**What you are asked to do:**
Return the whole listing, keeping every character the same.

**Source records:**
---+---
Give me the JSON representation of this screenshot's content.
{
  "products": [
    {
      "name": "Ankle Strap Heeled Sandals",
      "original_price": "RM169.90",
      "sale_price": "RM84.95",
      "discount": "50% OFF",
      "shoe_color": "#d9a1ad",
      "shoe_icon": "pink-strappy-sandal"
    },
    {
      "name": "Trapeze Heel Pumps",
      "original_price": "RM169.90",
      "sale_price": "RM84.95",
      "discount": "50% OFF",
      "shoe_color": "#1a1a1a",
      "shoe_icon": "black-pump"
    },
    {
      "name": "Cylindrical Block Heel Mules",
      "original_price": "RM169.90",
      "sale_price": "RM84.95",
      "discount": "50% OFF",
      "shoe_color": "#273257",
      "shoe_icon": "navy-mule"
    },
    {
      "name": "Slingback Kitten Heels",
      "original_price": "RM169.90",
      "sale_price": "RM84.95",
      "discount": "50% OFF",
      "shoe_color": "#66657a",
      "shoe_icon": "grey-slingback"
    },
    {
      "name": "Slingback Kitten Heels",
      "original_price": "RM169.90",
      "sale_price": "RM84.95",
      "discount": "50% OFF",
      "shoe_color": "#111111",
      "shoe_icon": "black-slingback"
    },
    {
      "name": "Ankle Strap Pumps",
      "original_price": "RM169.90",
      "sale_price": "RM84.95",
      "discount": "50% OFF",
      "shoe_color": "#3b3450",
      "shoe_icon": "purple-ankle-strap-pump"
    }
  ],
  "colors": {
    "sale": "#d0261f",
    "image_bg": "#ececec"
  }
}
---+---
**Written response:**
Give me the JSON representation of this screenshot's content.
{
  "products": [
    {
      "name": "Ankle Strap Heeled Sandals",
      "original_price": "RM169.90",
      "sale_price": "RM84.95",
      "discount": "50% OFF",
      "shoe_color": "#d9a1ad",
      "shoe_icon": "pink-strappy-sandal"
    },
    {
      "name": "Trapeze Heel Pumps",
      "original_price": "RM169.90",
      "sale_price": "RM84.95",
      "discount": "50% OFF",
      "shoe_color": "#1a1a1a",
      "shoe_icon": "black-pump"
    },
    {
      "name": "Cylindrical Block Heel Mules",
      "original_price": "RM169.90",
      "sale_price": "RM84.95",
      "discount": "50% OFF",
      "shoe_color": "#273257",
      "shoe_icon": "navy-mule"
    },
    {
      "name": "Slingback Kitten Heels",
      "original_price": "RM169.90",
      "sale_price": "RM84.95",
      "discount": "50% OFF",
      "shoe_color": "#66657a",
      "shoe_icon": "grey-slingback"
    },
    {
      "name": "Slingback Kitten Heels",
      "original_price": "RM169.90",
      "sale_price": "RM84.95",
      "discount": "50% OFF",
      "shoe_color": "#111111",
      "shoe_icon": "black-slingback"
    },
    {
      "name": "Ankle Strap Pumps",
      "original_price": "RM169.90",
      "sale_price": "RM84.95",
      "discount": "50% OFF",
      "shoe_color": "#3b3450",
      "shoe_icon": "purple-ankle-strap-pump"
    }
  ],
  "colors": {
    "sale": "#d0261f",
    "image_bg": "#ececec"
  }
}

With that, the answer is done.